- **Instructions for the task**
If a line in the listing carries the word "true", return a copy of that line.

---- Records for processing

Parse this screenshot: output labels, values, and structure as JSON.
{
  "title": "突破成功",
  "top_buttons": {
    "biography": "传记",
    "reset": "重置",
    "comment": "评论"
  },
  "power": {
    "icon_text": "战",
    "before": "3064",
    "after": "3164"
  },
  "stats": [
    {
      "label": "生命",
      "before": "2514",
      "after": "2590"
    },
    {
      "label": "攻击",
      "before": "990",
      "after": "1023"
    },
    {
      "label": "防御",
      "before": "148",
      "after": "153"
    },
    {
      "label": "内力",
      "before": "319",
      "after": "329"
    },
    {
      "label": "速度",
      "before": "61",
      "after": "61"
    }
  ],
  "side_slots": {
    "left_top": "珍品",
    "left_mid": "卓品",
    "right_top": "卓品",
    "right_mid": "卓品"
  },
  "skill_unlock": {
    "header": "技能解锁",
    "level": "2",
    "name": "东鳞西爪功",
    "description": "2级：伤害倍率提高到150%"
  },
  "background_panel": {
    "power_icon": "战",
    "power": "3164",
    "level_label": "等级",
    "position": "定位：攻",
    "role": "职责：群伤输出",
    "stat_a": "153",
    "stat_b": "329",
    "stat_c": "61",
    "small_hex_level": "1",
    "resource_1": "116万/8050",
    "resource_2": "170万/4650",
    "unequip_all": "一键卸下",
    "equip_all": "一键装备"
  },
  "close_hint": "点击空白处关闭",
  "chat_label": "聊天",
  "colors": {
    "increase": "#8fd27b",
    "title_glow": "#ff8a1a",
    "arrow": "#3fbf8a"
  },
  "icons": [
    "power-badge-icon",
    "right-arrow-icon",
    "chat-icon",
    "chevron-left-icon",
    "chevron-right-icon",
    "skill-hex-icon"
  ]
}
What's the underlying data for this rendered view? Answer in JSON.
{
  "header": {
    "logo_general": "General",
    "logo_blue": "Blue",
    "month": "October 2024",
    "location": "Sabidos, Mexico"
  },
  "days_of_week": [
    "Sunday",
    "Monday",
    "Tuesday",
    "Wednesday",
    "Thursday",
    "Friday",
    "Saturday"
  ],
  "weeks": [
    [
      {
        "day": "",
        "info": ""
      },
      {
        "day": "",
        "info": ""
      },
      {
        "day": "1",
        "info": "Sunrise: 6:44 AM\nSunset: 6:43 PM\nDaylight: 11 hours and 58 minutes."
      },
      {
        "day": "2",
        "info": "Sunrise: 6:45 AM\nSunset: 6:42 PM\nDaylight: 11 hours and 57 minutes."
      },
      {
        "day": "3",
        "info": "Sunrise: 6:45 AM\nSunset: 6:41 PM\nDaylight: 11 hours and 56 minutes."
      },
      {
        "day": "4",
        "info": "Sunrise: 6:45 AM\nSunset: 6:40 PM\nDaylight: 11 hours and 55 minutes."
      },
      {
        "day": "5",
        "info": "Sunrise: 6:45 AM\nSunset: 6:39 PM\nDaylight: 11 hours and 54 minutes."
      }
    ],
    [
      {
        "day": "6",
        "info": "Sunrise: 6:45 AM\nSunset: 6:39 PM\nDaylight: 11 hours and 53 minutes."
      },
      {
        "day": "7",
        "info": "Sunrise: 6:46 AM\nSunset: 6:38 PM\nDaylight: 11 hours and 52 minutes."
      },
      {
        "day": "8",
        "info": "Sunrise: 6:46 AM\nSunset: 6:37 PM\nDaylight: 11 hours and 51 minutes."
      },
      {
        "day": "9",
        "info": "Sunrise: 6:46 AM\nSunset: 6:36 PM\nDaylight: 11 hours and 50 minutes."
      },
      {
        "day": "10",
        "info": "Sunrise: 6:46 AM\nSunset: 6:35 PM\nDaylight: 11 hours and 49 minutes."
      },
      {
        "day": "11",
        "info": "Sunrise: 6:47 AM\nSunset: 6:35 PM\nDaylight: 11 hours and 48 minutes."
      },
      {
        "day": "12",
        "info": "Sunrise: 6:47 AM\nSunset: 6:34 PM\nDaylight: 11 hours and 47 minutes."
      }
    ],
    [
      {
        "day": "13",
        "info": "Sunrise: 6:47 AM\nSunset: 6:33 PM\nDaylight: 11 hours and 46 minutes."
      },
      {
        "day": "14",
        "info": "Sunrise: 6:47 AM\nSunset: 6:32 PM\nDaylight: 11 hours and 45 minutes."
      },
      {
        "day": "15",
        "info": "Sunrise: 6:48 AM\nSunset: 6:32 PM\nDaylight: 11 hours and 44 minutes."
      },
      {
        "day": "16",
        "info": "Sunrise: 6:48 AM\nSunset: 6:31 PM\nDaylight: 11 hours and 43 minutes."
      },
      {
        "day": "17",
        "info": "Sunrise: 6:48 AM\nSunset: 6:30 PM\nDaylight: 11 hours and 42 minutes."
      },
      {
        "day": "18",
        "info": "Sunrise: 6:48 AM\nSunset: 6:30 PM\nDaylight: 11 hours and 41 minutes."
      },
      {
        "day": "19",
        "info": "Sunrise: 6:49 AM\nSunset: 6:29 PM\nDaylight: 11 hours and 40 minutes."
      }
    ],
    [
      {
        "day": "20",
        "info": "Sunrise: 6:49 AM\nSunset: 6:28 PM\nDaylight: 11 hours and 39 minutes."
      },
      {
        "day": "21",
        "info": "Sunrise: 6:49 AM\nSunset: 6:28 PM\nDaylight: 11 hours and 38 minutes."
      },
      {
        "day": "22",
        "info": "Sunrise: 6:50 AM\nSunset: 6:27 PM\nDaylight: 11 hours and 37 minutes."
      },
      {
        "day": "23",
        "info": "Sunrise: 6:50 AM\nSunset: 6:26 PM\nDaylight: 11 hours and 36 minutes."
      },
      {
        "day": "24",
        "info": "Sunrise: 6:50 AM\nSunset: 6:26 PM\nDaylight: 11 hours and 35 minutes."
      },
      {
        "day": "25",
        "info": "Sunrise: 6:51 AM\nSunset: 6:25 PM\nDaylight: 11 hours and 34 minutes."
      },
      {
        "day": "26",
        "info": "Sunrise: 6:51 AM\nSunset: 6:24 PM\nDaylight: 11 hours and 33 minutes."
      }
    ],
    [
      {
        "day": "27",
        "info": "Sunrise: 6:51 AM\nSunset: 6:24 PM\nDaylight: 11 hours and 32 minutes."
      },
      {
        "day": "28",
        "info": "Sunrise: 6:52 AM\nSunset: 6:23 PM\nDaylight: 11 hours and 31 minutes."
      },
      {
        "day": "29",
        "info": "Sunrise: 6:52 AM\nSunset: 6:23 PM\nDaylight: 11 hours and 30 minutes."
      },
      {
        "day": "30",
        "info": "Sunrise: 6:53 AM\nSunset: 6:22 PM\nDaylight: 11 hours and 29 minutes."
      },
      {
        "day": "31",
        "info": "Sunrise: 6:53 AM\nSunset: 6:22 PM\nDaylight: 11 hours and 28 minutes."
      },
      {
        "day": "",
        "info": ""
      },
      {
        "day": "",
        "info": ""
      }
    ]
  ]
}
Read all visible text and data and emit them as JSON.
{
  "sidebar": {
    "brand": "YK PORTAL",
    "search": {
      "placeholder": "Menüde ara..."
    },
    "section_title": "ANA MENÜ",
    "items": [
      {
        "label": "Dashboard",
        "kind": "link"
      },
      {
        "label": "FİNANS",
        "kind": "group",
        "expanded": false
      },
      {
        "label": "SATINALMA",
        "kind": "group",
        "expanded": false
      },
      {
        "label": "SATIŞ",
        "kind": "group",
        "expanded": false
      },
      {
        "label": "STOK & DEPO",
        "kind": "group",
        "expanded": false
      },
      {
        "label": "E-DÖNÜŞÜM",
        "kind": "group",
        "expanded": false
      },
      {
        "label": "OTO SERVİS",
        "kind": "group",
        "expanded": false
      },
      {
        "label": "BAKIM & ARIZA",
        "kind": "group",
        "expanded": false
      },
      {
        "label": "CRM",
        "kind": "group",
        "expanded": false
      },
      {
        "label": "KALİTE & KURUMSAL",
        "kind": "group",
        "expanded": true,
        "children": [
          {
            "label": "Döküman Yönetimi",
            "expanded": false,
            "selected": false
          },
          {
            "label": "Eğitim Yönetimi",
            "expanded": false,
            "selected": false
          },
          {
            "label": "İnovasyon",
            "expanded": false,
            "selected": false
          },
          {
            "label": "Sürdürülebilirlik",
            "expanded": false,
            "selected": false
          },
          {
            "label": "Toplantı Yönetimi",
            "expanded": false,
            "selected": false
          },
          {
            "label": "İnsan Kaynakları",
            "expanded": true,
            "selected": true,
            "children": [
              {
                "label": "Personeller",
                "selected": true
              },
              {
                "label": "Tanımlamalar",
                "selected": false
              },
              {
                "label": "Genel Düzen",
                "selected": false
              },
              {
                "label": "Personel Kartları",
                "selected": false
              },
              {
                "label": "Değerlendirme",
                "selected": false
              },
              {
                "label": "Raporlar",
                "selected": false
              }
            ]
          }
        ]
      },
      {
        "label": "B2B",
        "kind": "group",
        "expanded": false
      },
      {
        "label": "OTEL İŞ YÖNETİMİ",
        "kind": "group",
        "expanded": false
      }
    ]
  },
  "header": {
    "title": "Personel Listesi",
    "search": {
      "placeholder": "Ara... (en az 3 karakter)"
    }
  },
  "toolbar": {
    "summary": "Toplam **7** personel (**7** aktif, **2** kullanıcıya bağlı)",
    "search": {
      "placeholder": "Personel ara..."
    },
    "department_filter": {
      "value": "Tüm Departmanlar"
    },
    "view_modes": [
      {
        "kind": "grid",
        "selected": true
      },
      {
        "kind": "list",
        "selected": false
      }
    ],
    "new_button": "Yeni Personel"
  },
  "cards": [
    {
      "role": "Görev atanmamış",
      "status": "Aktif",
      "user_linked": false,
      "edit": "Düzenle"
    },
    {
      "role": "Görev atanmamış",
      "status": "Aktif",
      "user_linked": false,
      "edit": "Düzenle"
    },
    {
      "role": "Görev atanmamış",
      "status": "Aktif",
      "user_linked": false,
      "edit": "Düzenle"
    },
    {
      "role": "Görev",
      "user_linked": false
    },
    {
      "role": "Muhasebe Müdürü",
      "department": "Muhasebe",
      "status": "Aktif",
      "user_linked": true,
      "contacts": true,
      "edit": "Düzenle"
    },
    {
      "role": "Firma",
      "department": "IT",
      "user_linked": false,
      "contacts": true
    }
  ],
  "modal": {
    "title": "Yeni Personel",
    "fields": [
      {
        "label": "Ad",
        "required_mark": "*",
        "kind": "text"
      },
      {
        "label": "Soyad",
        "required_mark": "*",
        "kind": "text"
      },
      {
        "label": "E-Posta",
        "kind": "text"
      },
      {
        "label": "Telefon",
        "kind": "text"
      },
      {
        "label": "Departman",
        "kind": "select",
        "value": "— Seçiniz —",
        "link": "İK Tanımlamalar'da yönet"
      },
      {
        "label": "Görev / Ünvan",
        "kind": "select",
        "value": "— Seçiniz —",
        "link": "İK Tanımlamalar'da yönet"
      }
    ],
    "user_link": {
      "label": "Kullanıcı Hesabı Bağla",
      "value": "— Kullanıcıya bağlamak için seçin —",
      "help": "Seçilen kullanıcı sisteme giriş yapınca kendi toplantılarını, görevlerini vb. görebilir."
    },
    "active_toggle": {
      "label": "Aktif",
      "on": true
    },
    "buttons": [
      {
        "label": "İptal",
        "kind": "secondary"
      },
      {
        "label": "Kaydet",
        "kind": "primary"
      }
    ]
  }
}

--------

- **Answer to this problem**
        "expanded": true,
            "expanded": true,
            "selected": true,
                "selected": true
        "selected": true
      "user_linked": true,
      "contacts": true,
      "contacts": true
      "on": true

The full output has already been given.